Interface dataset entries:
□ □ □
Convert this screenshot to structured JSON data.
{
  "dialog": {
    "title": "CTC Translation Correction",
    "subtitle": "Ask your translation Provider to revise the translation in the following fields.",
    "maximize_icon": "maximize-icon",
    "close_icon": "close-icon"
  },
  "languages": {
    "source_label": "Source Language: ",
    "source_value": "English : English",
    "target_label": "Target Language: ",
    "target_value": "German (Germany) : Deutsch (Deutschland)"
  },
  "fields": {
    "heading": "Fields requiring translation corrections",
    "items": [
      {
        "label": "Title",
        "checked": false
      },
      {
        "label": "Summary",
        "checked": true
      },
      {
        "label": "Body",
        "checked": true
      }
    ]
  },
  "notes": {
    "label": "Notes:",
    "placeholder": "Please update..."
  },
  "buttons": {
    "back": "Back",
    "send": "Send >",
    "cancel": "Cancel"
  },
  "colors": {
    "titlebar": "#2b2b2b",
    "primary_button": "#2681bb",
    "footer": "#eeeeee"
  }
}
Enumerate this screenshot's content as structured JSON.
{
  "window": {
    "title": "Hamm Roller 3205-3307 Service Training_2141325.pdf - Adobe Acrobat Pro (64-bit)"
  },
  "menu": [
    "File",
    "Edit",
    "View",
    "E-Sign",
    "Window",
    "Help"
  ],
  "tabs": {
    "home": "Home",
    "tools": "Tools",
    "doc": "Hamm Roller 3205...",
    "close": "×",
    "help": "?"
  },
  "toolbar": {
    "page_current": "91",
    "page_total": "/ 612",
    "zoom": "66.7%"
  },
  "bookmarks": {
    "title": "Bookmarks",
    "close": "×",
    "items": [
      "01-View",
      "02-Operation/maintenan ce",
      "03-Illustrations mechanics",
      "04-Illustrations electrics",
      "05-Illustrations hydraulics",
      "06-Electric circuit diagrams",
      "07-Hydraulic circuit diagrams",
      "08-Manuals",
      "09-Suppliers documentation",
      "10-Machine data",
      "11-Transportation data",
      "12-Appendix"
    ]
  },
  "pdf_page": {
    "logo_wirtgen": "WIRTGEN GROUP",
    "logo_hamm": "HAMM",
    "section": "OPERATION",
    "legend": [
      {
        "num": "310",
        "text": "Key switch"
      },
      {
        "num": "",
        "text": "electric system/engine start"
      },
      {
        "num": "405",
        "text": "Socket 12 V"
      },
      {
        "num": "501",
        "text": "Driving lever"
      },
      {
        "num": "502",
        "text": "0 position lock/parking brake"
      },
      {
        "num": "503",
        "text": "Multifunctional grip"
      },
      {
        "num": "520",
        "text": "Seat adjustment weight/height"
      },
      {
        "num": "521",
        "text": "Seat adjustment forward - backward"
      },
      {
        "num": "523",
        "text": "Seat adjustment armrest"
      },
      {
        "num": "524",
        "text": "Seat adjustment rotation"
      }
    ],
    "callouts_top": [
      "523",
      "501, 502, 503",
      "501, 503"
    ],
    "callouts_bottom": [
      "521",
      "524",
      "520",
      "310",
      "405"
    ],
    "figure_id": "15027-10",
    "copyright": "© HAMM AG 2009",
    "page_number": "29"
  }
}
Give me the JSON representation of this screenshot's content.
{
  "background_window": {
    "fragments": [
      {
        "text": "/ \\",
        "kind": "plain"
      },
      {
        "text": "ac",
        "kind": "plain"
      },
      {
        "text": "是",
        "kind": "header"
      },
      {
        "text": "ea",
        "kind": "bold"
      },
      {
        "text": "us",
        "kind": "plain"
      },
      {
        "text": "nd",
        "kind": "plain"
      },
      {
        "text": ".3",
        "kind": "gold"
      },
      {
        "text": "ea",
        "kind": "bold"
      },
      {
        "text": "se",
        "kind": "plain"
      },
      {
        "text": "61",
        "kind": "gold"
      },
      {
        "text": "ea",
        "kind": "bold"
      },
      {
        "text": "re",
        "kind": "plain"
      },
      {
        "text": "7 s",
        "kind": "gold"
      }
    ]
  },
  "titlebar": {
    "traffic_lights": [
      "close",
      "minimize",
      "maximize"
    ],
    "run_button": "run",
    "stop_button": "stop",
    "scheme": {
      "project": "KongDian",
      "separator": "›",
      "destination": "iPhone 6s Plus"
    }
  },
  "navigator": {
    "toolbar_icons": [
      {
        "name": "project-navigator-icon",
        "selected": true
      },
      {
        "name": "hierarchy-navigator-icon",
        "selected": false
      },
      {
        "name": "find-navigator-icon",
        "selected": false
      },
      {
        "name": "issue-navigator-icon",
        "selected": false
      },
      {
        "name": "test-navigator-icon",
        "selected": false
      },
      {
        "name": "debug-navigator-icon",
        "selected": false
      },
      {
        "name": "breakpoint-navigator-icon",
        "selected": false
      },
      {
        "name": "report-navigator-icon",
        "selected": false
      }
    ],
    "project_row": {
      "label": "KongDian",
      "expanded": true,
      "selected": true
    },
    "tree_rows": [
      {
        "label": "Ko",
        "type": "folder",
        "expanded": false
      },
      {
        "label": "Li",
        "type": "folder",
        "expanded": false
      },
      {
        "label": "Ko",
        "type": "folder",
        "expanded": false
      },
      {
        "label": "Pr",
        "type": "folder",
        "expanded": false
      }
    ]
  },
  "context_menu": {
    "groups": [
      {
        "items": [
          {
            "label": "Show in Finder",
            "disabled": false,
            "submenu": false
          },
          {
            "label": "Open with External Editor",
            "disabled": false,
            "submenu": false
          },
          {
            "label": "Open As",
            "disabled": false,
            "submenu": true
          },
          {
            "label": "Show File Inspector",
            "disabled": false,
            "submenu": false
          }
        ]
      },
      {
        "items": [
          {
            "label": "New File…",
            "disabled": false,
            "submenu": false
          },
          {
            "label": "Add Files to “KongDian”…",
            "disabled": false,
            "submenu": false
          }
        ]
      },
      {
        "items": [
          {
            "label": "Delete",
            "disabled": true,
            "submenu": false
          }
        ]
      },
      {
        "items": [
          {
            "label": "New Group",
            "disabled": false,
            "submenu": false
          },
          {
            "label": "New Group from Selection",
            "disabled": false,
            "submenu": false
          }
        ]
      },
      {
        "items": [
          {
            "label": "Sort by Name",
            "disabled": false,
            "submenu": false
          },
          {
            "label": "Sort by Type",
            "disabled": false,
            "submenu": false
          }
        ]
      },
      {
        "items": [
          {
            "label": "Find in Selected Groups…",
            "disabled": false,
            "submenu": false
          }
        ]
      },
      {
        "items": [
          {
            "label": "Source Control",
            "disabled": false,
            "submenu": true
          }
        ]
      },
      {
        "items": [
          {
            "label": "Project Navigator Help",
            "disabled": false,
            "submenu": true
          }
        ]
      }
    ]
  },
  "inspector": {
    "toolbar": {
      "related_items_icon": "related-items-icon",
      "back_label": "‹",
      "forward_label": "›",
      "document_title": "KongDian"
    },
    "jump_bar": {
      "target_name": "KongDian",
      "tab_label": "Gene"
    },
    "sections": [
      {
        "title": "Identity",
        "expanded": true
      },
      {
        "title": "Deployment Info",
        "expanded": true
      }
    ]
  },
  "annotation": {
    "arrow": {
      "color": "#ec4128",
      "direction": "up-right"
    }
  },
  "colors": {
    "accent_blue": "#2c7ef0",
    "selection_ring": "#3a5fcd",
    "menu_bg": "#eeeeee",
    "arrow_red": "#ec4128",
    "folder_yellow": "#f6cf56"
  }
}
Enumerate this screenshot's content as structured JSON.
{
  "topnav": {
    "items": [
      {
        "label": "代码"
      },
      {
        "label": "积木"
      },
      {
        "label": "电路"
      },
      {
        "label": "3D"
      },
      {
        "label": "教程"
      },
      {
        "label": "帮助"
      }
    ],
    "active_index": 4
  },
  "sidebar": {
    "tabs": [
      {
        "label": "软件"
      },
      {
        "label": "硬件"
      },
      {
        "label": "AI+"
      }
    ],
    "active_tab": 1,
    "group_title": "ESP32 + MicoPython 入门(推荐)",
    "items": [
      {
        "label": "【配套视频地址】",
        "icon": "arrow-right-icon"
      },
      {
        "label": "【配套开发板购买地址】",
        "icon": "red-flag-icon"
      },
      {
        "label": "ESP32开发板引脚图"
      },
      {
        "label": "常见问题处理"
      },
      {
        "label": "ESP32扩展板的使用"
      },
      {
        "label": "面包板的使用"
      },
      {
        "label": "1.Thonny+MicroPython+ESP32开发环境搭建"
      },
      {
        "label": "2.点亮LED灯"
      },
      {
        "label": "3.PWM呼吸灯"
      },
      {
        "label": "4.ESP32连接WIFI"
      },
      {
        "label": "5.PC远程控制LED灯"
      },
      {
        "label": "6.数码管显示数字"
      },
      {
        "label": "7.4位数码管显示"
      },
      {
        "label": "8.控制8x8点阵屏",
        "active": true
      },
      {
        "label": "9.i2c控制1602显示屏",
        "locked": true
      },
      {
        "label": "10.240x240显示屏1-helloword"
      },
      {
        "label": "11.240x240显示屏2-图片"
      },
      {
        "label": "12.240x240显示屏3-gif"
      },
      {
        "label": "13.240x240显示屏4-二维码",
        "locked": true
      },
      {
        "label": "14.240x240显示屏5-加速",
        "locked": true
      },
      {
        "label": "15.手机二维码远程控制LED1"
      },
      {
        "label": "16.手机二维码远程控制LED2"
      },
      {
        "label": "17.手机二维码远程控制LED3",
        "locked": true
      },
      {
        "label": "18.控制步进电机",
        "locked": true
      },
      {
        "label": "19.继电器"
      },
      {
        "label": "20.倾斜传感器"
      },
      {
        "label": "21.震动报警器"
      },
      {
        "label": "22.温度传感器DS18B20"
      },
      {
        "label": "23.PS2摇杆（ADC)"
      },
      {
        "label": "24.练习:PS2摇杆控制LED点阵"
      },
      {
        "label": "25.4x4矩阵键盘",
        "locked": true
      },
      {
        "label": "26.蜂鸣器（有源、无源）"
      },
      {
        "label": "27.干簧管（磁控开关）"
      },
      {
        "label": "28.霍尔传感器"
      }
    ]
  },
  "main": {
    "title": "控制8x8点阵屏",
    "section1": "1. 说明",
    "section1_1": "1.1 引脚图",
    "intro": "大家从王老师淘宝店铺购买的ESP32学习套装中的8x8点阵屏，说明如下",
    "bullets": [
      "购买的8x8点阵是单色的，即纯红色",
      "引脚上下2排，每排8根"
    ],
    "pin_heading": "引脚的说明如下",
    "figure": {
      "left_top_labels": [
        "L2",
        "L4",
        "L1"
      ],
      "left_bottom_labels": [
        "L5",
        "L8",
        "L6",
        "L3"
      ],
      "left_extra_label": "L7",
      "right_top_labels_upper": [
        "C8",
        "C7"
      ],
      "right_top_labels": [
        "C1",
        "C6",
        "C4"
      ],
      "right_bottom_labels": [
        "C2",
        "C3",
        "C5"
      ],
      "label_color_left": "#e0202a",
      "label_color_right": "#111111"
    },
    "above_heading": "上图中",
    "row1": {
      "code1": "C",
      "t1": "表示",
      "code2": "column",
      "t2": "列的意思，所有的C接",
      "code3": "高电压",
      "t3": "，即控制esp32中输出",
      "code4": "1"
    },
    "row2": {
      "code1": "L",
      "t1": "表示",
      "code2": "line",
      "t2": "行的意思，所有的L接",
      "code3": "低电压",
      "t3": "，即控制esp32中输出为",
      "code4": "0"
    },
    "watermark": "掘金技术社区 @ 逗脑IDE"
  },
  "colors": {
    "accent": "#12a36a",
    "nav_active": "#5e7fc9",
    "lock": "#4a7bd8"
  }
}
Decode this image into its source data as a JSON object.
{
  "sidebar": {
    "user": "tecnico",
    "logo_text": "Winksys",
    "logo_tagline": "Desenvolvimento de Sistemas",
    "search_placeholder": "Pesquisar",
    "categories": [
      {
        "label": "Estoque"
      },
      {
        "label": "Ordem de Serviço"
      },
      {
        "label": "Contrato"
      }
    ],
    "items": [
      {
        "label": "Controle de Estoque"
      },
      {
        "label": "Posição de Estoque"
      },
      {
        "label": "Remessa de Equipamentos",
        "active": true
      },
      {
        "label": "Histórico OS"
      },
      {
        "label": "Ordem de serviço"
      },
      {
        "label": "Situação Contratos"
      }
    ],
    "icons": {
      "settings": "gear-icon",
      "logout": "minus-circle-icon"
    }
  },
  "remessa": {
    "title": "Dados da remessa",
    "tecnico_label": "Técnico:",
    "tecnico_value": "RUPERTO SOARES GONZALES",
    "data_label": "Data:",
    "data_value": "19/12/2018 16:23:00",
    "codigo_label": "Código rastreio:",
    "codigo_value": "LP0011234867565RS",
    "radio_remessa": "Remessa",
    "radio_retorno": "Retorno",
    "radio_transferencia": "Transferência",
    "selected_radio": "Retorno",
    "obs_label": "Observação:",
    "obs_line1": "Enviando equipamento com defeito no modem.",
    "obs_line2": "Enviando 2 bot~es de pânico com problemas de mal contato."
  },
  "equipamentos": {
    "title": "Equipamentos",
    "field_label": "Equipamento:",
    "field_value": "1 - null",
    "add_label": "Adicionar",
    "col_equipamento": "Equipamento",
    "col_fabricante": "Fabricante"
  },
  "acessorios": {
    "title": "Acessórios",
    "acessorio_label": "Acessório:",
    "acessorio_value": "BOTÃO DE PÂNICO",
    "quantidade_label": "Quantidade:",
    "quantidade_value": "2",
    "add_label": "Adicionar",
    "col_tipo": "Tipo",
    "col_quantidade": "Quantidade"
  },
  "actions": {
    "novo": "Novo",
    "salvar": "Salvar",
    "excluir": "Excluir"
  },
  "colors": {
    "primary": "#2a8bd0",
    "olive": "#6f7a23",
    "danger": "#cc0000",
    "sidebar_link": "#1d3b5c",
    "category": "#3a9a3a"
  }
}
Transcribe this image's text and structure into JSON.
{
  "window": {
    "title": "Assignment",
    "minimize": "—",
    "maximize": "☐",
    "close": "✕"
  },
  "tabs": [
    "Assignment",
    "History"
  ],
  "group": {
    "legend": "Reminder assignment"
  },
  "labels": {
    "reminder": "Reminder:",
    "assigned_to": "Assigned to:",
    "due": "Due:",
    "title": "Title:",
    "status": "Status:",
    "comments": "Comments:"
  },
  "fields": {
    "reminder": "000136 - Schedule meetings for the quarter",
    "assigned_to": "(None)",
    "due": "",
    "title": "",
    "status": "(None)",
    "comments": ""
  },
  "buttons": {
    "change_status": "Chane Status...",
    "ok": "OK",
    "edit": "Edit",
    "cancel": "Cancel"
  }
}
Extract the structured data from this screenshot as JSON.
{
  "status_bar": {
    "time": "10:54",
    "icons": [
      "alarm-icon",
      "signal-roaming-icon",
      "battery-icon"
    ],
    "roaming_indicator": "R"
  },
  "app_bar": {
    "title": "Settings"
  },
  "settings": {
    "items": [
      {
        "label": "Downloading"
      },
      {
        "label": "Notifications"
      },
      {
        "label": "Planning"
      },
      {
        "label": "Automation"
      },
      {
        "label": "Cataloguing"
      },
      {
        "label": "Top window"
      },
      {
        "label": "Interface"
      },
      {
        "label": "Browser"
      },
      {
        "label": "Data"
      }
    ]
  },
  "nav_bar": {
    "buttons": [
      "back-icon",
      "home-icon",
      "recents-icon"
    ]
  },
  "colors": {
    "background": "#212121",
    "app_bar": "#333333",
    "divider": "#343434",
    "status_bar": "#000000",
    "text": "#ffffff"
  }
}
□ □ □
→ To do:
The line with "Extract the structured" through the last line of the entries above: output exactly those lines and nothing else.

→ Solution for this task:
Extract the structured data from this screenshot as JSON.
{
  "status_bar": {
    "time": "10:54",
    "icons": [
      "alarm-icon",
      "signal-roaming-icon",
      "battery-icon"
    ],
    "roaming_indicator": "R"
  },
  "app_bar": {
    "title": "Settings"
  },
  "settings": {
    "items": [
      {
        "label": "Downloading"
      },
      {
        "label": "Notifications"
      },
      {
        "label": "Planning"
      },
      {
        "label": "Automation"
      },
      {
        "label": "Cataloguing"
      },
      {
        "label": "Top window"
      },
      {
        "label": "Interface"
      },
      {
        "label": "Browser"
      },
      {
        "label": "Data"
      }
    ]
  },
  "nav_bar": {
    "buttons": [
      "back-icon",
      "home-icon",
      "recents-icon"
    ]
  },
  "colors": {
    "background": "#212121",
    "app_bar": "#333333",
    "divider": "#343434",
    "status_bar": "#000000",
    "text": "#ffffff"
  }
}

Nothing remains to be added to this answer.